**PROBLEM:** Repeat exactly the lines from the line containing "Convert this screenshot" through the last line of the records below, inclusive, and nothing else.

**SUPPLIED DATA:**
------------

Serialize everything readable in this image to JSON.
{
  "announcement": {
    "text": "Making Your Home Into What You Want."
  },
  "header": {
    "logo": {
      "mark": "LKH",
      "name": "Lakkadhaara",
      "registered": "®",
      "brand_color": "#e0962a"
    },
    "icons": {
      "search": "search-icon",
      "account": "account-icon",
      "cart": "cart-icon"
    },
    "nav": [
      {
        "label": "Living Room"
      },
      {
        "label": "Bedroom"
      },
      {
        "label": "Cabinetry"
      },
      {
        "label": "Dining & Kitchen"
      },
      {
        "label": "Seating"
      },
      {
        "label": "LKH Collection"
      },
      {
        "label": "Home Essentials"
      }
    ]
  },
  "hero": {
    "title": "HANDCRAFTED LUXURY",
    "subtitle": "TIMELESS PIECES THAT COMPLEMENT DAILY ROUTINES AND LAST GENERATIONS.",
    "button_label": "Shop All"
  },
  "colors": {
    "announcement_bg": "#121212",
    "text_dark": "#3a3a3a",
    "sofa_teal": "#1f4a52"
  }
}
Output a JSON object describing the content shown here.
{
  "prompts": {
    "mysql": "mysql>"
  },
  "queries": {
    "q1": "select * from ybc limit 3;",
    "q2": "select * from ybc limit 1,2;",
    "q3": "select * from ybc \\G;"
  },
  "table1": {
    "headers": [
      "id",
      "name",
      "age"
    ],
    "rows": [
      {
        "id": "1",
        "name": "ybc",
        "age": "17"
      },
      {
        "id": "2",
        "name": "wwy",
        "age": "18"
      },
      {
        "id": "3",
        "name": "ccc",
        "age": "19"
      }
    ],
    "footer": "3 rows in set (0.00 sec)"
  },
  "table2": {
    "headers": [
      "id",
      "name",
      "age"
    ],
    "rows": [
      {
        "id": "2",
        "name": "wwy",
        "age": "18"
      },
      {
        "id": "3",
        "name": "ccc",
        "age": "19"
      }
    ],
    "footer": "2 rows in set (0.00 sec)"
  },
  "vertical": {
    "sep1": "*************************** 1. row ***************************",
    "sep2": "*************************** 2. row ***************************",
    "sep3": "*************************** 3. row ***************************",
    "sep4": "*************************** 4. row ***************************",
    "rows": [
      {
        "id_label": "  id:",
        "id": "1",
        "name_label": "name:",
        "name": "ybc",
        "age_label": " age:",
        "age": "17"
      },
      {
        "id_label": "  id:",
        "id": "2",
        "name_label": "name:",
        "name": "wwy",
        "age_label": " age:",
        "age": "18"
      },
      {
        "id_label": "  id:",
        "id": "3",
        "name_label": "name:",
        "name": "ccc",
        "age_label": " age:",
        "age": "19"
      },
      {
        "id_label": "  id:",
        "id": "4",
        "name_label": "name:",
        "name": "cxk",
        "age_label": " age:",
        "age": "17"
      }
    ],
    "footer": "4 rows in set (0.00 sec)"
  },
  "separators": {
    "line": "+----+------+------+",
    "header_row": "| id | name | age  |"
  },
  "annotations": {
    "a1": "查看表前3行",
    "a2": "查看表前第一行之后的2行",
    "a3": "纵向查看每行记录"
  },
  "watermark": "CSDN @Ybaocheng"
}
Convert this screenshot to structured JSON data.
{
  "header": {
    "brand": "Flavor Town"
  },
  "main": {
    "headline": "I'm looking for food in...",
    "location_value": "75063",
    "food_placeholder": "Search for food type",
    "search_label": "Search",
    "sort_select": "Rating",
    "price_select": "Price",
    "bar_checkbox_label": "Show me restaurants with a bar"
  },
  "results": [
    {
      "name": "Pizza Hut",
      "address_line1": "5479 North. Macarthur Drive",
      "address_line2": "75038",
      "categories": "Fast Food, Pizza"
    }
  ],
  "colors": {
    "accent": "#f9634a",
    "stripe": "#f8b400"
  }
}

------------

**REPLY TO THE EXERCISE:**
Convert this screenshot to structured JSON data.
{
  "header": {
    "brand": "Flavor Town"
  },
  "main": {
    "headline": "I'm looking for food in...",
    "location_value": "75063",
    "food_placeholder": "Search for food type",
    "search_label": "Search",
    "sort_select": "Rating",
    "price_select": "Price",
    "bar_checkbox_label": "Show me restaurants with a bar"
  },
  "results": [
    {
      "name": "Pizza Hut",
      "address_line1": "5479 North. Macarthur Drive",
      "address_line2": "75038",
      "categories": "Fast Food, Pizza"
    }
  ],
  "colors": {
    "accent": "#f9634a",
    "stripe": "#f8b400"
  }
}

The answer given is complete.